DATA PROVIDED -

-------------------------

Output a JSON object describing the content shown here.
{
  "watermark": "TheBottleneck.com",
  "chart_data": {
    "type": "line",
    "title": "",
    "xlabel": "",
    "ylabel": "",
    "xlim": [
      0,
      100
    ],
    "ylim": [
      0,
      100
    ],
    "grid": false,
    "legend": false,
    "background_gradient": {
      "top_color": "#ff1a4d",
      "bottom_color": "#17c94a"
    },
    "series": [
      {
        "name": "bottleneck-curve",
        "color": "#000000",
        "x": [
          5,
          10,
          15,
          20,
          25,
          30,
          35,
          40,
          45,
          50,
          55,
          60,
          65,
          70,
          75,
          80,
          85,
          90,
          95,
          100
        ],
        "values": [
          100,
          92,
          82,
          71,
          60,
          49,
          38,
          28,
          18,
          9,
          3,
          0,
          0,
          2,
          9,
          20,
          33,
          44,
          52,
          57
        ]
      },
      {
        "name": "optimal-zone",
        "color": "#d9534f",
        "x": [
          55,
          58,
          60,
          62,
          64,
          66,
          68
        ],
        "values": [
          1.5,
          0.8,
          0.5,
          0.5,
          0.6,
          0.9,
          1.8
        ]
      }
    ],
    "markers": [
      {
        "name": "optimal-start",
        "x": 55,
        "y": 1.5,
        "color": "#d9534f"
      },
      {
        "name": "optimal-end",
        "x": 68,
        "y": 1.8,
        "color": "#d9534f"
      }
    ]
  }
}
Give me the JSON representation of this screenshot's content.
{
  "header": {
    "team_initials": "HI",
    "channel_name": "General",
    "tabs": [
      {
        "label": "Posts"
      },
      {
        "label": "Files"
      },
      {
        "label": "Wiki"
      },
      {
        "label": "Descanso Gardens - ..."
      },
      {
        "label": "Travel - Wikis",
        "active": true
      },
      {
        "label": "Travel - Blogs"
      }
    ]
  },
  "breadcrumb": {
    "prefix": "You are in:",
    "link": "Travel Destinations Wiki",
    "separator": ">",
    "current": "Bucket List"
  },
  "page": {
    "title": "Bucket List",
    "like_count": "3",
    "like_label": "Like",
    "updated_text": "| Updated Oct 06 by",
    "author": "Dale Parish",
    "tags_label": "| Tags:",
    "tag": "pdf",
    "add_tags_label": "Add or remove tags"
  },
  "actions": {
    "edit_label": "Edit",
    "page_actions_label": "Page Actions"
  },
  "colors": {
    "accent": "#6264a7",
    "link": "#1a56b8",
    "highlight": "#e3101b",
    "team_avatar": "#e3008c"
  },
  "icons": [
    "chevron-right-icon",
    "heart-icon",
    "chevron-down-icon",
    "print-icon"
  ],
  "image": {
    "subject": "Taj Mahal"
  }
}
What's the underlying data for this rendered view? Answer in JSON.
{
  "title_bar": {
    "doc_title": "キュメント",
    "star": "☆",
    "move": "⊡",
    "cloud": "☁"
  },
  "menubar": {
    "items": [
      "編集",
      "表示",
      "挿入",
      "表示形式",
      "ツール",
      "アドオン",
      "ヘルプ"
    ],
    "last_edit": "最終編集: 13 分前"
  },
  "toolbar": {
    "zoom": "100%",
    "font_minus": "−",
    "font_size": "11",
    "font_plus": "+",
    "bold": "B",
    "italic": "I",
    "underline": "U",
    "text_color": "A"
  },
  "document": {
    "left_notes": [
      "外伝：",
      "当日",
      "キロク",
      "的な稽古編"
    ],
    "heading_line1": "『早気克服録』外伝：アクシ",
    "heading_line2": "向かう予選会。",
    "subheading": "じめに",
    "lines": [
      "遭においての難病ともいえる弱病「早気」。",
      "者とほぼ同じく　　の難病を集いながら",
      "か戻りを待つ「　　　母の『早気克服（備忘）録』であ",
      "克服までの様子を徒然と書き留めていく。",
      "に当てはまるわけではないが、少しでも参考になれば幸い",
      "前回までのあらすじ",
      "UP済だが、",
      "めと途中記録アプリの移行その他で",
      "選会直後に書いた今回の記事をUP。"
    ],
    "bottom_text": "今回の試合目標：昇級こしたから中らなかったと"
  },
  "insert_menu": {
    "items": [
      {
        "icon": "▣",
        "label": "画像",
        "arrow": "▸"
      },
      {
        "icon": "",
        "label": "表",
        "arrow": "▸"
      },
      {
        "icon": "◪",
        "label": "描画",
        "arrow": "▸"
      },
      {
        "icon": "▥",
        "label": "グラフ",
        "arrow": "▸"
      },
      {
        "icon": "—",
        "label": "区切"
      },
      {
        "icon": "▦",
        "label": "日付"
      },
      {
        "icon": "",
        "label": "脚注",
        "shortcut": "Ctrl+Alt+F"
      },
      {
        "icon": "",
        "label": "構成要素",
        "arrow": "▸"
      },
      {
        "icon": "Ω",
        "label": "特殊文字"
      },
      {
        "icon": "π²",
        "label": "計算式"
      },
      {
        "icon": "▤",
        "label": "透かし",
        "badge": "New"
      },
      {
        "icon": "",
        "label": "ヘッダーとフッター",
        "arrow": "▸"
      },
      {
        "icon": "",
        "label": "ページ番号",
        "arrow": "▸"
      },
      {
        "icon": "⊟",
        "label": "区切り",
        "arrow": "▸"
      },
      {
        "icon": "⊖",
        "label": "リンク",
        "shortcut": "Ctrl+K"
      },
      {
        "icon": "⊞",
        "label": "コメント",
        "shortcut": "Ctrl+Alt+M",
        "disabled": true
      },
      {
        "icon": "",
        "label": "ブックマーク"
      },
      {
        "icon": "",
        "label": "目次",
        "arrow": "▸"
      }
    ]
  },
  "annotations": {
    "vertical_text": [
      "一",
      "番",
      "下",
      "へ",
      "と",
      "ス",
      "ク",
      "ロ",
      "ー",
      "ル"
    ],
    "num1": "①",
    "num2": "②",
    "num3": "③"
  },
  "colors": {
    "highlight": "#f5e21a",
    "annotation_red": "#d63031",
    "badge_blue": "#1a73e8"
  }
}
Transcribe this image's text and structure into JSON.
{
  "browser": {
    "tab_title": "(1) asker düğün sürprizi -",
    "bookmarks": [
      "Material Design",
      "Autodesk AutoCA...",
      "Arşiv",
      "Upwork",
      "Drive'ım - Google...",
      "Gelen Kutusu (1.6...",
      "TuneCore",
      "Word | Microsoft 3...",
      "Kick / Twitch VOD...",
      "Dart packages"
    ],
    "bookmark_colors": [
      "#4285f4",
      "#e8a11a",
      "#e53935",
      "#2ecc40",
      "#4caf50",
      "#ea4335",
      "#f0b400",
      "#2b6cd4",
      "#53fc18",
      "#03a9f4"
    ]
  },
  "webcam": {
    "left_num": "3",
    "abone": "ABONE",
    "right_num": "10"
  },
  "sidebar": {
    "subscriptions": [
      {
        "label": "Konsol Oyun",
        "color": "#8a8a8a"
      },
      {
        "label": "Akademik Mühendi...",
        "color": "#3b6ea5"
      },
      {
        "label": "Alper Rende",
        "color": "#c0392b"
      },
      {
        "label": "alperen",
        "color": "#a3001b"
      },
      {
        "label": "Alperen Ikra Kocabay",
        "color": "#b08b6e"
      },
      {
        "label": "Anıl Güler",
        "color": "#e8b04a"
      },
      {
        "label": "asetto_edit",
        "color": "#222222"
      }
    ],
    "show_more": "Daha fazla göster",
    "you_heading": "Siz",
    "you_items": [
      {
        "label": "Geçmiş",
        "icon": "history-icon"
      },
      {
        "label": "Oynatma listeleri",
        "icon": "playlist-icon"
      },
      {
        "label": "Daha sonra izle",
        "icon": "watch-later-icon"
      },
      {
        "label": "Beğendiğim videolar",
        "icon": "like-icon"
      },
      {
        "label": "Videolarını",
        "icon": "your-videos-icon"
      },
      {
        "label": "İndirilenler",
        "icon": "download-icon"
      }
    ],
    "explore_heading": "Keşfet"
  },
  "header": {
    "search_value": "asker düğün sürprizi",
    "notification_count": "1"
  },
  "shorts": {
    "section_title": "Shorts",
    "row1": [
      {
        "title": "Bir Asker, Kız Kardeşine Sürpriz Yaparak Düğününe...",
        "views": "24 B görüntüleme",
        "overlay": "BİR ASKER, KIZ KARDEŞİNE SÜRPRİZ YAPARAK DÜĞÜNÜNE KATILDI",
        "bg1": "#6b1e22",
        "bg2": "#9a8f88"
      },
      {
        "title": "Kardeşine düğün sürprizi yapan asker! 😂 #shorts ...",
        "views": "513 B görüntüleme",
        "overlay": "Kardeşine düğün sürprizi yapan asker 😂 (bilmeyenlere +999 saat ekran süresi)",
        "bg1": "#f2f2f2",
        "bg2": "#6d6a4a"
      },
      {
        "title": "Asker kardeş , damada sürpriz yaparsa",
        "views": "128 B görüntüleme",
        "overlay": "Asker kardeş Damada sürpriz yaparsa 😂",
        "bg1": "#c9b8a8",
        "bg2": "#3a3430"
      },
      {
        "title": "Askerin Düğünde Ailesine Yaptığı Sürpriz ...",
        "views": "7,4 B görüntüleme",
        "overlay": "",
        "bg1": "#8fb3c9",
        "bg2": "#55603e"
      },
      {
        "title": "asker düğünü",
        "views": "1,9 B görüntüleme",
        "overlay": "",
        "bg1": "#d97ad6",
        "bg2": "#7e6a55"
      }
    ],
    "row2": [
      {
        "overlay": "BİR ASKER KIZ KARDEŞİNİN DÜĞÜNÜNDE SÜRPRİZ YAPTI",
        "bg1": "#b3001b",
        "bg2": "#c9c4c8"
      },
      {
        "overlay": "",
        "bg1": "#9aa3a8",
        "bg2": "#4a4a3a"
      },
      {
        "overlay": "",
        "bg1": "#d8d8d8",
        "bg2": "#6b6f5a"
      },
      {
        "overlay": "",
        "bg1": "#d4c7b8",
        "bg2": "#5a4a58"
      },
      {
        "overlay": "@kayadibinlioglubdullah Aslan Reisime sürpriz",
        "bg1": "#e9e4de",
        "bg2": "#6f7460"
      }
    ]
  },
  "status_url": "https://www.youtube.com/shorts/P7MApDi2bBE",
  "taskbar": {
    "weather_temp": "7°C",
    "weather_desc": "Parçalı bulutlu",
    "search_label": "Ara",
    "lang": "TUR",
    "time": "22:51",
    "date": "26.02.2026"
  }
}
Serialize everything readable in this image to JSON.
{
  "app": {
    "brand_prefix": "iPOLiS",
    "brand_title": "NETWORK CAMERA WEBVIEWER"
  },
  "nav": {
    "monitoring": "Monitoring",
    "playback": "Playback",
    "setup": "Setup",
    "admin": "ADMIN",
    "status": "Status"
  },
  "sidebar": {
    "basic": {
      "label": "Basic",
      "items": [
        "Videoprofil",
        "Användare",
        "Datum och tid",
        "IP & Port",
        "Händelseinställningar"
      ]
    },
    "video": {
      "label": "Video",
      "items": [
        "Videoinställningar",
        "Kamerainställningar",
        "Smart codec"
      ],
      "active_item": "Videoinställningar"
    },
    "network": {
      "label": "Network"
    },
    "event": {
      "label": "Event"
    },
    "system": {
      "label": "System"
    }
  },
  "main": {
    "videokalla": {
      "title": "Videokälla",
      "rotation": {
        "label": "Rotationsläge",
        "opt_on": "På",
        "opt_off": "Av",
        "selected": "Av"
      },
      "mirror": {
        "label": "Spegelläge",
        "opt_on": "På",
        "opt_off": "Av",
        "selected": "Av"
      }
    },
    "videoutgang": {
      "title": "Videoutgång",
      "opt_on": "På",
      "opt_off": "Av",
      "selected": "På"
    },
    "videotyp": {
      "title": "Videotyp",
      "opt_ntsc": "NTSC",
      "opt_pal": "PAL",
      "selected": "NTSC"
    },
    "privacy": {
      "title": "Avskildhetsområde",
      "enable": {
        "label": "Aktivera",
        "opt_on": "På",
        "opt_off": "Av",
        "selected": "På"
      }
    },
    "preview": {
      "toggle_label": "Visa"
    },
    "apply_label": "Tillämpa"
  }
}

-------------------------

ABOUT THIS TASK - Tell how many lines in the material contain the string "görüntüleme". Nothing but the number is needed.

TASK RESPONSE - 5